═════ Records supplied ═════
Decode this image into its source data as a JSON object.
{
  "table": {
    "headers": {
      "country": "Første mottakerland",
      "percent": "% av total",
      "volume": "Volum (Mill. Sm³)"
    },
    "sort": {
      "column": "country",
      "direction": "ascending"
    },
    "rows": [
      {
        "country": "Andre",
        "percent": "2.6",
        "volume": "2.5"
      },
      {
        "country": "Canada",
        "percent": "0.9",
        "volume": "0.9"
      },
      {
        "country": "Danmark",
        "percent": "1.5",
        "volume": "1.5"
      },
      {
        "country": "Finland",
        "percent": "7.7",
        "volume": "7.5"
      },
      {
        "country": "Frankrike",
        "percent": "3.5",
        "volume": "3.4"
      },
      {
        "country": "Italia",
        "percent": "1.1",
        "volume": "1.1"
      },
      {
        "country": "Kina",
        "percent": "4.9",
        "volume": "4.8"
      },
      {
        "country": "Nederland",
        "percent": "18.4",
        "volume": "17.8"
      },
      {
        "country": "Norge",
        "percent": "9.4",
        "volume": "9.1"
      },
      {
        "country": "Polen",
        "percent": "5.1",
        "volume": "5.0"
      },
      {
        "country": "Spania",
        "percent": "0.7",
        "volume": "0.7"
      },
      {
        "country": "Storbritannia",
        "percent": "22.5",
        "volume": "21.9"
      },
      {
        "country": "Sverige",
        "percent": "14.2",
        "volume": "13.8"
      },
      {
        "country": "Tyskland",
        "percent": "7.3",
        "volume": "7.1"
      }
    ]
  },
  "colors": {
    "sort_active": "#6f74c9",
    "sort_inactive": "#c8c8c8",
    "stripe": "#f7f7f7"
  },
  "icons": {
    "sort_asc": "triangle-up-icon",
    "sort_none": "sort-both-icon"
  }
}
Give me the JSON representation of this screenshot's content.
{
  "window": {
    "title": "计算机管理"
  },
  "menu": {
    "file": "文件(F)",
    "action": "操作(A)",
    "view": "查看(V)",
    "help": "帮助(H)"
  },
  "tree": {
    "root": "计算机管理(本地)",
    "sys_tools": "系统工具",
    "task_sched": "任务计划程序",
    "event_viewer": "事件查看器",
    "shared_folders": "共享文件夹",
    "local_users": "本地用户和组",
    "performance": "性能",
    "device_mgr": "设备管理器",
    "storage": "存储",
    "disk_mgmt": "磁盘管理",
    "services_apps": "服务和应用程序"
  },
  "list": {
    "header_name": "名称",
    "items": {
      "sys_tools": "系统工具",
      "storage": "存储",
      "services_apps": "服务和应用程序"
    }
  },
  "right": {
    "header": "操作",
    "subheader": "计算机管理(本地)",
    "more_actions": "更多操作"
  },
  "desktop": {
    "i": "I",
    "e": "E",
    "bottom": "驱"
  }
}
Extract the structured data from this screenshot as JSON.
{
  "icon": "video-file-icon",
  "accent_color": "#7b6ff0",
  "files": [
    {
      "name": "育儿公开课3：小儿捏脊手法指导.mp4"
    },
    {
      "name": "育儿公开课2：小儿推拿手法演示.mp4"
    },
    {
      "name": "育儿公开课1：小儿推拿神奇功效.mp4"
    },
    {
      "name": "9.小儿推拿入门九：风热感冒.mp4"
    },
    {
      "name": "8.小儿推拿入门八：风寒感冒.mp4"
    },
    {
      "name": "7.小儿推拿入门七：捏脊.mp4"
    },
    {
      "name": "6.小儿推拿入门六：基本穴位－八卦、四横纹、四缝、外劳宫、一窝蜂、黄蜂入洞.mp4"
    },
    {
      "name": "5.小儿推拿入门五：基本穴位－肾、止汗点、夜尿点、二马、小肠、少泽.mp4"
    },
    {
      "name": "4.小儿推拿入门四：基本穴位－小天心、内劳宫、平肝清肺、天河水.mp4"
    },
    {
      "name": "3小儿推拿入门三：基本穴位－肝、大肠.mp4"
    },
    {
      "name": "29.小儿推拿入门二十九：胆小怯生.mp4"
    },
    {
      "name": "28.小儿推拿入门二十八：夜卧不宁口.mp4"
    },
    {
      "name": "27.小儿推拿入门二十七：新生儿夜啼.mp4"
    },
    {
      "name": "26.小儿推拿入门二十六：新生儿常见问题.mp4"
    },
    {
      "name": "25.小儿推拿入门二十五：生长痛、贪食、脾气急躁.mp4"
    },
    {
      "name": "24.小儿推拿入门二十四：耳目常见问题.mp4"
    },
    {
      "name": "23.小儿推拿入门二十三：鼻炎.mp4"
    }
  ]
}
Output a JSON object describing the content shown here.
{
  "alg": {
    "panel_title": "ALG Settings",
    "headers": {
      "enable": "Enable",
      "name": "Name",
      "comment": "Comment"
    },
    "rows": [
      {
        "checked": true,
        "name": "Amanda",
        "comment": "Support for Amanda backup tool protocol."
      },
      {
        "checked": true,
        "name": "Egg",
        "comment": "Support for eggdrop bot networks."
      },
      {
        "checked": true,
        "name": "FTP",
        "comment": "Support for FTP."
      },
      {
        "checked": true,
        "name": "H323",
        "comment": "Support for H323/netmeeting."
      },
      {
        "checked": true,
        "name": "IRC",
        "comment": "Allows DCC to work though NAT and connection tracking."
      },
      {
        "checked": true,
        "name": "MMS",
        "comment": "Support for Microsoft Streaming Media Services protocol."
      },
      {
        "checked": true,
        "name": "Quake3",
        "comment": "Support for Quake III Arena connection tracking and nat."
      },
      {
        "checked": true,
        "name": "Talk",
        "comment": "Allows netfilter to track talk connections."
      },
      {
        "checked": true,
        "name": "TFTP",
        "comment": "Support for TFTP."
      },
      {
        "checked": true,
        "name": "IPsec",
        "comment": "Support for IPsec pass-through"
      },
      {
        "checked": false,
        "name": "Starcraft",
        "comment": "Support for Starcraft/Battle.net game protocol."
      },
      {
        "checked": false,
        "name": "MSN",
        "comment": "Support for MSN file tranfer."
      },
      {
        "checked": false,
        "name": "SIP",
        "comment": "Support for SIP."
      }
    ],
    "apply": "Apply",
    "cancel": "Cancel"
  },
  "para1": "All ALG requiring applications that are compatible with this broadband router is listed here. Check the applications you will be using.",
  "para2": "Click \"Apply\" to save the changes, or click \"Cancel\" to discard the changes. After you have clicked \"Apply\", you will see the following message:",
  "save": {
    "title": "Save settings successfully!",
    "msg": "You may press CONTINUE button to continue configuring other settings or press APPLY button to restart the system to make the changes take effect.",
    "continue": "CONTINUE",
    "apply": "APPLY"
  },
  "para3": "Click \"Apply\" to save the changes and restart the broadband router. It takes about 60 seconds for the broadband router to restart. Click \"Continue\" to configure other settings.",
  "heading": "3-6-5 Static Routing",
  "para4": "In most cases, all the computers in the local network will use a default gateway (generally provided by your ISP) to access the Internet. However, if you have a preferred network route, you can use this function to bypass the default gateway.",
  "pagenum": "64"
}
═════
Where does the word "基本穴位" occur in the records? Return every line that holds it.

▶ [Task solution]
      "name": "6.小儿推拿入门六：基本穴位－八卦、四横纹、四缝、外劳宫、一窝蜂、黄蜂入洞.mp4"
      "name": "5.小儿推拿入门五：基本穴位－肾、止汗点、夜尿点、二马、小肠、少泽.mp4"
      "name": "4.小儿推拿入门四：基本穴位－小天心、内劳宫、平肝清肺、天河水.mp4"
      "name": "3小儿推拿入门三：基本穴位－肝、大肠.mp4"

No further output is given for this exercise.